He was 83. The veteran politician — who was also the chairperson of the Peace and Reconciliation Commission following his appointment in February this year — died yesterday morning in Harare after being airlifted by the Ministry of Defence from Bulawayo’s Mater Dei Hospital where he had been admitted for an undisclosed ailment.
A former Speaker between 1995 and 2000, Cde Ndebele is understood to have been hospitalised at the Roman Catholic Church-run hospital on Tuesday, but had to be airlifted when his condition deteriorated.
The Minister of Small and Medium Enterprises and Co-operative Development, Cde Sithembiso Nyoni, a relative to the former Speaker, said when doctors told her of the need to airlift him to Harare for further treatment, she quickly engaged Acting President Phelekezela Mphoko.
Cde Nyoni said Acting President Mphoko facilitated for the Ministry of Defence to assist.
“Yesterday at about 8PM, we heard that he was at Mater Dei Hospital’s Intensive Care Unit being
attended to by three family doctors who recommended that he be airlifted to Harare,” she said.
“I then called Acting President Mphoko and he acted swiftly and spoke to Defence Minister Sydney Sekeremayi whose Ministry also acted very quickly. Within two hours they were in Bulawayo to air lift him to Harare.”
She said death had robbed the Ndebele family of a principled man and an uncompromising leader.
“As the Ndebele family we’ve lost. He was a pillar of strength, an advisor, guiding star, honest, straight forward and a principled man,” Cde Nyoni said.
She said during his time as the country’s Speaker of Parliament, the National Assembly witnessed major reforms.
“He is the one who brought a lot of reforms to Parliament. He was a good Speaker of Parliament who brought about a lot of training for legislators,” Cde Nyoni said.
Former Deputy Senate president and Zanu-PF Central Committee member Cde Naison Khutshwekhaya Ndlovu said he learnt with great shock of Cde Ndebele’s death.
“I’ve just learnt about it. He was a fine gentleman. We worked together in PF-Zapu and Zanu-PF. He was pro-development,” he said.
The late Speaker joined the African National Congress in South Africa in 1960 while a student at the University of Natal. He earned a law degree from Queens University, Belfast, in 1970.

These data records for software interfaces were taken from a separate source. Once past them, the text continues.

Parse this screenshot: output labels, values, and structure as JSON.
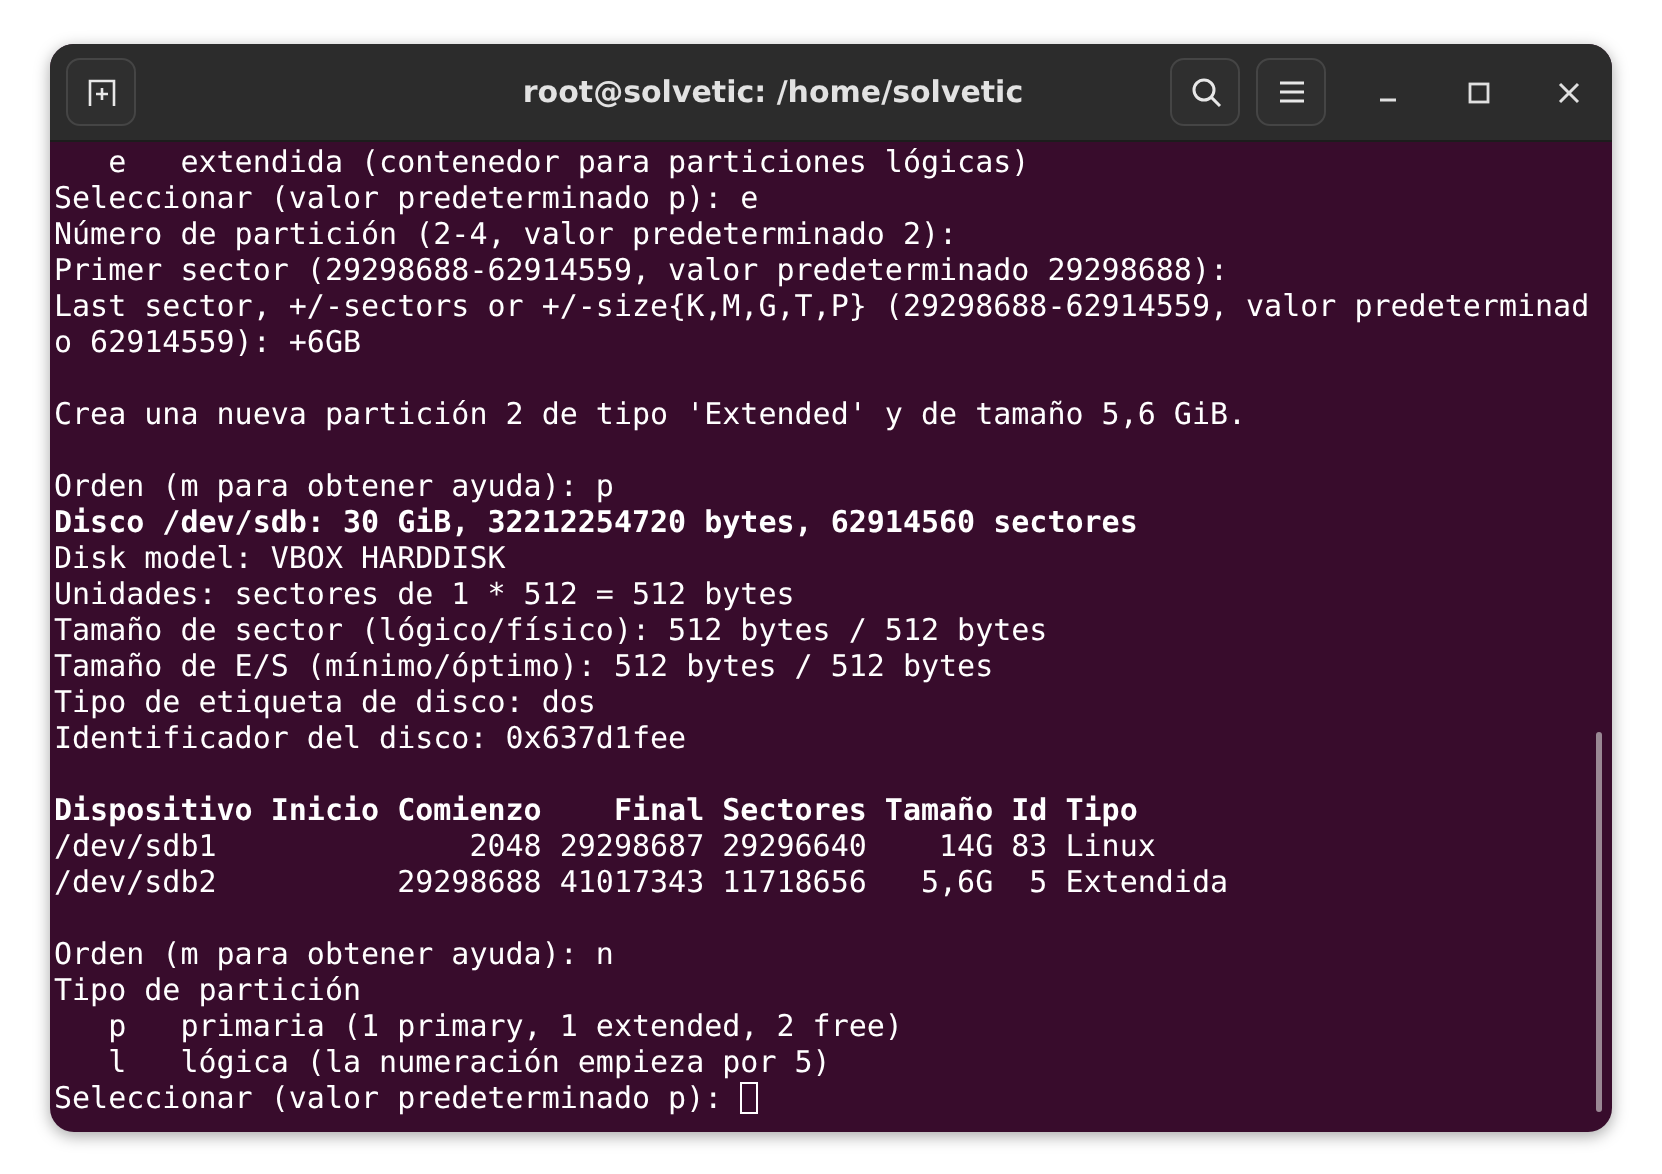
{
  "window": {
    "title": "root@solvetic: /home/solvetic"
  },
  "lines": [
    {
      "kind": "text",
      "text": "   e   extendida (contenedor para particiones lógicas)",
      "bold": false
    },
    {
      "kind": "text",
      "text": "Seleccionar (valor predeterminado p): e",
      "bold": false
    },
    {
      "kind": "text",
      "text": "Número de partición (2-4, valor predeterminado 2):",
      "bold": false
    },
    {
      "kind": "text",
      "text": "Primer sector (29298688-62914559, valor predeterminado 29298688):",
      "bold": false
    },
    {
      "kind": "text",
      "text": "Last sector, +/-sectors or +/-size{K,M,G,T,P} (29298688-62914559, valor predeterminad",
      "bold": false
    },
    {
      "kind": "text",
      "text": "o 62914559): +6GB",
      "bold": false
    },
    {
      "kind": "blank"
    },
    {
      "kind": "text",
      "text": "Crea una nueva partición 2 de tipo 'Extended' y de tamaño 5,6 GiB.",
      "bold": false
    },
    {
      "kind": "blank"
    },
    {
      "kind": "text",
      "text": "Orden (m para obtener ayuda): p",
      "bold": false
    },
    {
      "kind": "text",
      "text": "Disco /dev/sdb: 30 GiB, 32212254720 bytes, 62914560 sectores",
      "bold": true
    },
    {
      "kind": "text",
      "text": "Disk model: VBOX HARDDISK",
      "bold": false
    },
    {
      "kind": "text",
      "text": "Unidades: sectores de 1 * 512 = 512 bytes",
      "bold": false
    },
    {
      "kind": "text",
      "text": "Tamaño de sector (lógico/físico): 512 bytes / 512 bytes",
      "bold": false
    },
    {
      "kind": "text",
      "text": "Tamaño de E/S (mínimo/óptimo): 512 bytes / 512 bytes",
      "bold": false
    },
    {
      "kind": "text",
      "text": "Tipo de etiqueta de disco: dos",
      "bold": false
    },
    {
      "kind": "text",
      "text": "Identificador del disco: 0x637d1fee",
      "bold": false
    },
    {
      "kind": "blank"
    },
    {
      "kind": "text",
      "text": "Dispositivo Inicio Comienzo    Final Sectores Tamaño Id Tipo",
      "bold": true
    },
    {
      "kind": "text",
      "text": "/dev/sdb1              2048 29298687 29296640    14G 83 Linux",
      "bold": false
    },
    {
      "kind": "text",
      "text": "/dev/sdb2          29298688 41017343 11718656   5,6G  5 Extendida",
      "bold": false
    },
    {
      "kind": "blank"
    },
    {
      "kind": "text",
      "text": "Orden (m para obtener ayuda): n",
      "bold": false
    },
    {
      "kind": "text",
      "text": "Tipo de partición",
      "bold": false
    },
    {
      "kind": "text",
      "text": "   p   primaria (1 primary, 1 extended, 2 free)",
      "bold": false
    },
    {
      "kind": "text",
      "text": "   l   lógica (la numeración empieza por 5)",
      "bold": false
    },
    {
      "kind": "prompt",
      "text": "Seleccionar (valor predeterminado p): ",
      "bold": false
    }
  ]
}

He became Zapu chairperson in 1970 after returning to the country. He was a member of the legal team of the Patriotic Front in the Geneva, Malta and Lancaster House conferences, leading to the country’s independence in 1980.

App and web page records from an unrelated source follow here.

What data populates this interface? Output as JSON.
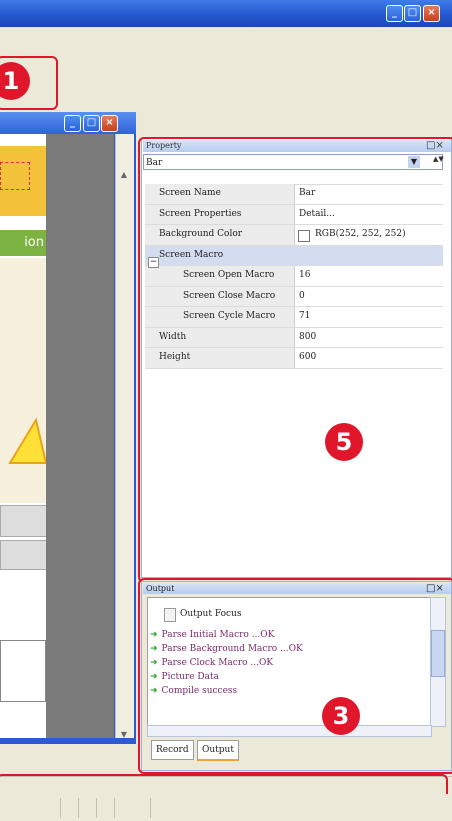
{
  "window": {
    "minimize_glyph": "_",
    "maximize_glyph": "□",
    "close_glyph": "×"
  },
  "callouts": {
    "c1": "1",
    "c5": "5",
    "c3": "3"
  },
  "editor": {
    "banner_text": "ion"
  },
  "property_panel": {
    "title": "Property",
    "selected": "Bar",
    "rows": [
      {
        "name": "Screen Name",
        "value": "Bar"
      },
      {
        "name": "Screen Properties",
        "value": "Detail..."
      },
      {
        "name": "Background Color",
        "value": "RGB(252, 252, 252)"
      },
      {
        "name": "Screen Macro",
        "value": ""
      },
      {
        "name": "Screen Open Macro",
        "value": "16"
      },
      {
        "name": "Screen Close Macro",
        "value": "0"
      },
      {
        "name": "Screen Cycle Macro",
        "value": "71"
      },
      {
        "name": "Width",
        "value": "800"
      },
      {
        "name": "Height",
        "value": "600"
      }
    ]
  },
  "output_panel": {
    "title": "Output",
    "header": "Output Focus",
    "lines": [
      "Parse Initial Macro ...OK",
      "Parse Background Macro ...OK",
      "Parse Clock Macro ...OK",
      "Picture Data",
      "Compile success"
    ],
    "tabs": [
      "Record",
      "Output"
    ]
  },
  "colors": {
    "callout_red": "#e0162b",
    "titlebar_blue": "#2458cf",
    "output_text": "#7a2a6c",
    "ok_arrow": "#2aa32a"
  }
}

After independence, he was a councillor in Bulawayo and after the Unity Accord was signed in 1987, he became an MP in 1990. As a law maker, he was the chairperson of the Privileges Committee and the Parliamentary Legal Committee.

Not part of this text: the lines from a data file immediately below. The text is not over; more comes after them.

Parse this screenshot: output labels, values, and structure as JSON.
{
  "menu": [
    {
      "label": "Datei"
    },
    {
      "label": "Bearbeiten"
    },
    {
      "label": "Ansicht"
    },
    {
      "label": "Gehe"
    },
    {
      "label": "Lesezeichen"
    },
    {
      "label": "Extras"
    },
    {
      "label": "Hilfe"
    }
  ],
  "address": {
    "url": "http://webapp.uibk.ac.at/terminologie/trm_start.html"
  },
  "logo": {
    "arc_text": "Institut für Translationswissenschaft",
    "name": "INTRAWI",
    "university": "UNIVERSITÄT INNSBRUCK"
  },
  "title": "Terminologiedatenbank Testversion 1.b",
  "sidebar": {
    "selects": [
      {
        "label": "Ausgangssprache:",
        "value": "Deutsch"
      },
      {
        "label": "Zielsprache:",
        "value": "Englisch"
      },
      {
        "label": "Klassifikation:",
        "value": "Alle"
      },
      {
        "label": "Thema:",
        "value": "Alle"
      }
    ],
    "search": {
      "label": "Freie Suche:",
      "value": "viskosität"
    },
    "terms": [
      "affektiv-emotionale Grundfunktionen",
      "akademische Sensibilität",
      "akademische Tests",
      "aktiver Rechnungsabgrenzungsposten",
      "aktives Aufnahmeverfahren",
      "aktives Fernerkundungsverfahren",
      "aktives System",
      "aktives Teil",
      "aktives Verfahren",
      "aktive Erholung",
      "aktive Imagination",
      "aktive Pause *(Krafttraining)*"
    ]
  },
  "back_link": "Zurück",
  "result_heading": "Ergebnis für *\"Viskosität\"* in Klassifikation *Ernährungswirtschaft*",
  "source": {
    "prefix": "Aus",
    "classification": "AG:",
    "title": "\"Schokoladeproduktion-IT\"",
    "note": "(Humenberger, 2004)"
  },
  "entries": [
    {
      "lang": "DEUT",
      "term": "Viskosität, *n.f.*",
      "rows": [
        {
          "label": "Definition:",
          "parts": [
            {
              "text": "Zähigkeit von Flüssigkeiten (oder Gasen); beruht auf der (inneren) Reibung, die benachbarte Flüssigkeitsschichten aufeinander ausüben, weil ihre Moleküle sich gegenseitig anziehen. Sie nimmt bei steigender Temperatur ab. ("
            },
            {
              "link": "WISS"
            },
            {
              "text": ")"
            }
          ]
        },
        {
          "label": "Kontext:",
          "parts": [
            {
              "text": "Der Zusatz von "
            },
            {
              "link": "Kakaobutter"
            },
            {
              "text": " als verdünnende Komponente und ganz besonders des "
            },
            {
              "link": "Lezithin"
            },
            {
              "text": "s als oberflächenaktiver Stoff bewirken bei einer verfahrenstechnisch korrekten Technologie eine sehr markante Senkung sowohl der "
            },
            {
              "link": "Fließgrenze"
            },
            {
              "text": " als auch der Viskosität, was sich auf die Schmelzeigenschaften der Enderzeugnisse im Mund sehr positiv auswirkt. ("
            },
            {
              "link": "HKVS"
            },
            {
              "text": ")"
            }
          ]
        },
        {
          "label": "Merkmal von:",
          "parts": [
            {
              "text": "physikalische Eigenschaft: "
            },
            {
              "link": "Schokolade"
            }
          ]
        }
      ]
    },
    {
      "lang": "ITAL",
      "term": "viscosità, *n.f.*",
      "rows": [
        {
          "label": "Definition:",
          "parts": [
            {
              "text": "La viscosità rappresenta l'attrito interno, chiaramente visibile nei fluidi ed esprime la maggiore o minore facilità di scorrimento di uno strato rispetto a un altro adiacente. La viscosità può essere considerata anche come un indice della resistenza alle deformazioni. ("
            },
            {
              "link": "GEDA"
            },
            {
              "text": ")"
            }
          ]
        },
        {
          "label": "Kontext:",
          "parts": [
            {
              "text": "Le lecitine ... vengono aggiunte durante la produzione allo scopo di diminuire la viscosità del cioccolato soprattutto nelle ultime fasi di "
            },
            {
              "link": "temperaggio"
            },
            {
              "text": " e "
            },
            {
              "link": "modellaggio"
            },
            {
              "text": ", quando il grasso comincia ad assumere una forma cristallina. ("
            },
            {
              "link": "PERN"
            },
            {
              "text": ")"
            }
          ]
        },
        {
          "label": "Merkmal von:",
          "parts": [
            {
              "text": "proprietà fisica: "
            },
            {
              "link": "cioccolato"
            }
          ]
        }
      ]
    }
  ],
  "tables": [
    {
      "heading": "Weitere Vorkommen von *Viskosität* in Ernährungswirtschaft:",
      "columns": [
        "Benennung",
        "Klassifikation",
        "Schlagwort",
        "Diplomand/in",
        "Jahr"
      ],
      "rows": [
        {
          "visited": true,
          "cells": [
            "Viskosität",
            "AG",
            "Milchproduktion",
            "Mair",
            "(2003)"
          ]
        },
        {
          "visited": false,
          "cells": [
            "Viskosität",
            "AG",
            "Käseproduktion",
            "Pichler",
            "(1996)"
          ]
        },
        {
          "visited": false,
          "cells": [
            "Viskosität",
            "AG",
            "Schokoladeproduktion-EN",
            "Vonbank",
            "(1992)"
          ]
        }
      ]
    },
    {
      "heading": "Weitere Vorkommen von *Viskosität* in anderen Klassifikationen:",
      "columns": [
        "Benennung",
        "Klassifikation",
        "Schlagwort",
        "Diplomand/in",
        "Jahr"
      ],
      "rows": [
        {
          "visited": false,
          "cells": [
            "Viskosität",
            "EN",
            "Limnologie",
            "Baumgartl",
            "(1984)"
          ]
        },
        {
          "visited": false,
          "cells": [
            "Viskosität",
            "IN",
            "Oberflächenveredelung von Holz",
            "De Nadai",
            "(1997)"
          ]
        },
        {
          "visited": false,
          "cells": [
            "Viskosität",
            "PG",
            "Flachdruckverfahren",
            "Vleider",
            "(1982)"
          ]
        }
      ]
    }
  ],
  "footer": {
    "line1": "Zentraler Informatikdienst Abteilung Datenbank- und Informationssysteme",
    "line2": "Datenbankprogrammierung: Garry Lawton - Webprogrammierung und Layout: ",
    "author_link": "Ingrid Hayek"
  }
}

After he became the Speaker of Parliament in 1995, he created the Parliamentary Reform Committee, paving way for far reaching changes to the Legislative Assembly. He is survived by his wife, children and several grandchildren.
Mourners are gathered at his Bulawayo residence at Plot 7B in Woodville suburb chronicle